TASK DESCRIPTION ▸ A faithful, complete copy of the records is required.

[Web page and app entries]
Content starts

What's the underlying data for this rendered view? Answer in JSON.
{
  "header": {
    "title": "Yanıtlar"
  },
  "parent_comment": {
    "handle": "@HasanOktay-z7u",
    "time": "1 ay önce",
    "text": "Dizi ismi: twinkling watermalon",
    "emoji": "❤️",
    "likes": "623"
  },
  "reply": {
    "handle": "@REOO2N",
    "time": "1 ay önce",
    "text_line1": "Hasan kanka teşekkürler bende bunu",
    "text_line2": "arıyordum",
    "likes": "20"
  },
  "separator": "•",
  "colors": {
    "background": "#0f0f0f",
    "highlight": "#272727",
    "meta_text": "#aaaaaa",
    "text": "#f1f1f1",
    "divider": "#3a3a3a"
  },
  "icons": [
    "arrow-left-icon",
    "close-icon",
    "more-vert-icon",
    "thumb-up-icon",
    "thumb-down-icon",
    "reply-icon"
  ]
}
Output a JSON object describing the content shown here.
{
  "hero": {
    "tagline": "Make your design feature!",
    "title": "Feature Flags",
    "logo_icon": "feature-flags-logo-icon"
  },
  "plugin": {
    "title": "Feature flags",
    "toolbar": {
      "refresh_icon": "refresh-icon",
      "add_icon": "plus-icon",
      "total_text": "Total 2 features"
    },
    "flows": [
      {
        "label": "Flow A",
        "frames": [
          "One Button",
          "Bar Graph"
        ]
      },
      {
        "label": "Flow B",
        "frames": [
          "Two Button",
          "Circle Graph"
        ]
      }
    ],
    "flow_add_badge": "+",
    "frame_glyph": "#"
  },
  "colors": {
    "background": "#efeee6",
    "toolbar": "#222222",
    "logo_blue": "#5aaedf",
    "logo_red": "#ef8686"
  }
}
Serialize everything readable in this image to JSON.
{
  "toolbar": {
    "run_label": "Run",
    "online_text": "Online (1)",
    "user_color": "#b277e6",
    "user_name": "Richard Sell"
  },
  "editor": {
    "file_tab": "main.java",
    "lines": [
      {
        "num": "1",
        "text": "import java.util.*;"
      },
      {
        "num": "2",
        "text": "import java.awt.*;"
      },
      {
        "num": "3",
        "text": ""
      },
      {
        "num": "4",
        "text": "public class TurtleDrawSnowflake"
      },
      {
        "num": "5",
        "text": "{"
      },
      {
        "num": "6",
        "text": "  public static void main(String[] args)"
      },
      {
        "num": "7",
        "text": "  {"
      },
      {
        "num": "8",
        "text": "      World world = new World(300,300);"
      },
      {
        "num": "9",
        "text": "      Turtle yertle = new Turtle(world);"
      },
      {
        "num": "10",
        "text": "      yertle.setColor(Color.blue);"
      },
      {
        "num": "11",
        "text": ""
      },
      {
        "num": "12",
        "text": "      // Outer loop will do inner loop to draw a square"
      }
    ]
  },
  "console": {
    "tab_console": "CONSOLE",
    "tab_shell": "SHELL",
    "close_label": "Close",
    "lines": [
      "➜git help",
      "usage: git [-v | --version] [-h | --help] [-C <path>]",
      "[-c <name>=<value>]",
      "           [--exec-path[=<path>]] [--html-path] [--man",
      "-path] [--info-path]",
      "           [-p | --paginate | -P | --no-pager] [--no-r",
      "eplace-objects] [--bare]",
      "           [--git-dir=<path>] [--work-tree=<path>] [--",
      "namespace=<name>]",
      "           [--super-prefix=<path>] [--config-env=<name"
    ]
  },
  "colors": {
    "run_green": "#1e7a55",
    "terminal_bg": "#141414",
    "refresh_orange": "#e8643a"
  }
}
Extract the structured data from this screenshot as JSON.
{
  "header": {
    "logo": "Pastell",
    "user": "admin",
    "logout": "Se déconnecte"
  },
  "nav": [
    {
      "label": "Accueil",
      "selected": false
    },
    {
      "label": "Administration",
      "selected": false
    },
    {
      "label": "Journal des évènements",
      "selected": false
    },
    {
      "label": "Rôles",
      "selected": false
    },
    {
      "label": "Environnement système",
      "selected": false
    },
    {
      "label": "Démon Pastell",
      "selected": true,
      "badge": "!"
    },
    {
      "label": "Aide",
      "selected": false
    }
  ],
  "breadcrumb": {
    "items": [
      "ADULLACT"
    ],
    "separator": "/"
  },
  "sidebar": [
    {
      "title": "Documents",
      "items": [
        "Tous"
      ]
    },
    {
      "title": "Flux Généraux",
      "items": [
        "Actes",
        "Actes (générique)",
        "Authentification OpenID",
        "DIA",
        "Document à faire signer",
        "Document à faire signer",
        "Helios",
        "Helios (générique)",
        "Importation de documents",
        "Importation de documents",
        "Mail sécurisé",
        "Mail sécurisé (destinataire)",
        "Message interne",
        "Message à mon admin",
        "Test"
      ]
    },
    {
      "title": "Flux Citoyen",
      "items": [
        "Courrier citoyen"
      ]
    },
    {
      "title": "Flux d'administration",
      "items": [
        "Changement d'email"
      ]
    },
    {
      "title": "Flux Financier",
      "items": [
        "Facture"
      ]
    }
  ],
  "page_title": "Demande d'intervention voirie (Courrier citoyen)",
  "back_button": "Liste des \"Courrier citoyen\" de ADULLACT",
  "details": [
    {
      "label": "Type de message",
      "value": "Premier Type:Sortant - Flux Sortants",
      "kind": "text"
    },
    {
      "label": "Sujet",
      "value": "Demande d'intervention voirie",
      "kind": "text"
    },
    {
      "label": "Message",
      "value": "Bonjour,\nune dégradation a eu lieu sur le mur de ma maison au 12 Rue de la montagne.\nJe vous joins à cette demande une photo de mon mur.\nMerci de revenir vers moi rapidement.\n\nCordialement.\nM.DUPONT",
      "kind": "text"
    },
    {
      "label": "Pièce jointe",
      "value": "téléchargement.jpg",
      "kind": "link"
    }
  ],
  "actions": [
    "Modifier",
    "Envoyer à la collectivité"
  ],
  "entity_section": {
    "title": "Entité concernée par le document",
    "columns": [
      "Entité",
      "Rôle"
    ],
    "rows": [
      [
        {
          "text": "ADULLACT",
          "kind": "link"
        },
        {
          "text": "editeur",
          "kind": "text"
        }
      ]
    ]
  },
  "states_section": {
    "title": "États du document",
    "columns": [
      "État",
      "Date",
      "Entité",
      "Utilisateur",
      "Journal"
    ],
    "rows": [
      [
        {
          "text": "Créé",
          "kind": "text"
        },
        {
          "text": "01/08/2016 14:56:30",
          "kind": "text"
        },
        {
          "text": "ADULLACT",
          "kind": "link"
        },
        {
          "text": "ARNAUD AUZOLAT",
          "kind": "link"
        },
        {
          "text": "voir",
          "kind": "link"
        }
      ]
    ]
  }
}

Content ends

RESULT FOR THIS TASK ▸
What's the underlying data for this rendered view? Answer in JSON.
{
  "header": {
    "title": "Yanıtlar"
  },
  "parent_comment": {
    "handle": "@HasanOktay-z7u",
    "time": "1 ay önce",
    "text": "Dizi ismi: twinkling watermalon",
    "emoji": "❤️",
    "likes": "623"
  },
  "reply": {
    "handle": "@REOO2N",
    "time": "1 ay önce",
    "text_line1": "Hasan kanka teşekkürler bende bunu",
    "text_line2": "arıyordum",
    "likes": "20"
  },
  "separator": "•",
  "colors": {
    "background": "#0f0f0f",
    "highlight": "#272727",
    "meta_text": "#aaaaaa",
    "text": "#f1f1f1",
    "divider": "#3a3a3a"
  },
  "icons": [
    "arrow-left-icon",
    "close-icon",
    "more-vert-icon",
    "thumb-up-icon",
    "thumb-down-icon",
    "reply-icon"
  ]
}
Output a JSON object describing the content shown here.
{
  "hero": {
    "tagline": "Make your design feature!",
    "title": "Feature Flags",
    "logo_icon": "feature-flags-logo-icon"
  },
  "plugin": {
    "title": "Feature flags",
    "toolbar": {
      "refresh_icon": "refresh-icon",
      "add_icon": "plus-icon",
      "total_text": "Total 2 features"
    },
    "flows": [
      {
        "label": "Flow A",
        "frames": [
          "One Button",
          "Bar Graph"
        ]
      },
      {
        "label": "Flow B",
        "frames": [
          "Two Button",
          "Circle Graph"
        ]
      }
    ],
    "flow_add_badge": "+",
    "frame_glyph": "#"
  },
  "colors": {
    "background": "#efeee6",
    "toolbar": "#222222",
    "logo_blue": "#5aaedf",
    "logo_red": "#ef8686"
  }
}
Serialize everything readable in this image to JSON.
{
  "toolbar": {
    "run_label": "Run",
    "online_text": "Online (1)",
    "user_color": "#b277e6",
    "user_name": "Richard Sell"
  },
  "editor": {
    "file_tab": "main.java",
    "lines": [
      {
        "num": "1",
        "text": "import java.util.*;"
      },
      {
        "num": "2",
        "text": "import java.awt.*;"
      },
      {
        "num": "3",
        "text": ""
      },
      {
        "num": "4",
        "text": "public class TurtleDrawSnowflake"
      },
      {
        "num": "5",
        "text": "{"
      },
      {
        "num": "6",
        "text": "  public static void main(String[] args)"
      },
      {
        "num": "7",
        "text": "  {"
      },
      {
        "num": "8",
        "text": "      World world = new World(300,300);"
      },
      {
        "num": "9",
        "text": "      Turtle yertle = new Turtle(world);"
      },
      {
        "num": "10",
        "text": "      yertle.setColor(Color.blue);"
      },
      {
        "num": "11",
        "text": ""
      },
      {
        "num": "12",
        "text": "      // Outer loop will do inner loop to draw a square"
      }
    ]
  },
  "console": {
    "tab_console": "CONSOLE",
    "tab_shell": "SHELL",
    "close_label": "Close",
    "lines": [
      "➜git help",
      "usage: git [-v | --version] [-h | --help] [-C <path>]",
      "[-c <name>=<value>]",
      "           [--exec-path[=<path>]] [--html-path] [--man",
      "-path] [--info-path]",
      "           [-p | --paginate | -P | --no-pager] [--no-r",
      "eplace-objects] [--bare]",
      "           [--git-dir=<path>] [--work-tree=<path>] [--",
      "namespace=<name>]",
      "           [--super-prefix=<path>] [--config-env=<name"
    ]
  },
  "colors": {
    "run_green": "#1e7a55",
    "terminal_bg": "#141414",
    "refresh_orange": "#e8643a"
  }
}
Extract the structured data from this screenshot as JSON.
{
  "header": {
    "logo": "Pastell",
    "user": "admin",
    "logout": "Se déconnecte"
  },
  "nav": [
    {
      "label": "Accueil",
      "selected": false
    },
    {
      "label": "Administration",
      "selected": false
    },
    {
      "label": "Journal des évènements",
      "selected": false
    },
    {
      "label": "Rôles",
      "selected": false
    },
    {
      "label": "Environnement système",
      "selected": false
    },
    {
      "label": "Démon Pastell",
      "selected": true,
      "badge": "!"
    },
    {
      "label": "Aide",
      "selected": false
    }
  ],
  "breadcrumb": {
    "items": [
      "ADULLACT"
    ],
    "separator": "/"
  },
  "sidebar": [
    {
      "title": "Documents",
      "items": [
        "Tous"
      ]
    },
    {
      "title": "Flux Généraux",
      "items": [
        "Actes",
        "Actes (générique)",
        "Authentification OpenID",
        "DIA",
        "Document à faire signer",
        "Document à faire signer",
        "Helios",
        "Helios (générique)",
        "Importation de documents",
        "Importation de documents",
        "Mail sécurisé",
        "Mail sécurisé (destinataire)",
        "Message interne",
        "Message à mon admin",
        "Test"
      ]
    },
    {
      "title": "Flux Citoyen",
      "items": [
        "Courrier citoyen"
      ]
    },
    {
      "title": "Flux d'administration",
      "items": [
        "Changement d'email"
      ]
    },
    {
      "title": "Flux Financier",
      "items": [
        "Facture"
      ]
    }
  ],
  "page_title": "Demande d'intervention voirie (Courrier citoyen)",
  "back_button": "Liste des \"Courrier citoyen\" de ADULLACT",
  "details": [
    {
      "label": "Type de message",
      "value": "Premier Type:Sortant - Flux Sortants",
      "kind": "text"
    },
    {
      "label": "Sujet",
      "value": "Demande d'intervention voirie",
      "kind": "text"
    },
    {
      "label": "Message",
      "value": "Bonjour,\nune dégradation a eu lieu sur le mur de ma maison au 12 Rue de la montagne.\nJe vous joins à cette demande une photo de mon mur.\nMerci de revenir vers moi rapidement.\n\nCordialement.\nM.DUPONT",
      "kind": "text"
    },
    {
      "label": "Pièce jointe",
      "value": "téléchargement.jpg",
      "kind": "link"
    }
  ],
  "actions": [
    "Modifier",
    "Envoyer à la collectivité"
  ],
  "entity_section": {
    "title": "Entité concernée par le document",
    "columns": [
      "Entité",
      "Rôle"
    ],
    "rows": [
      [
        {
          "text": "ADULLACT",
          "kind": "link"
        },
        {
          "text": "editeur",
          "kind": "text"
        }
      ]
    ]
  },
  "states_section": {
    "title": "États du document",
    "columns": [
      "État",
      "Date",
      "Entité",
      "Utilisateur",
      "Journal"
    ],
    "rows": [
      [
        {
          "text": "Créé",
          "kind": "text"
        },
        {
          "text": "01/08/2016 14:56:30",
          "kind": "text"
        },
        {
          "text": "ADULLACT",
          "kind": "link"
        },
        {
          "text": "ARNAUD AUZOLAT",
          "kind": "link"
        },
        {
          "text": "voir",
          "kind": "link"
        }
      ]
    ]
  }
}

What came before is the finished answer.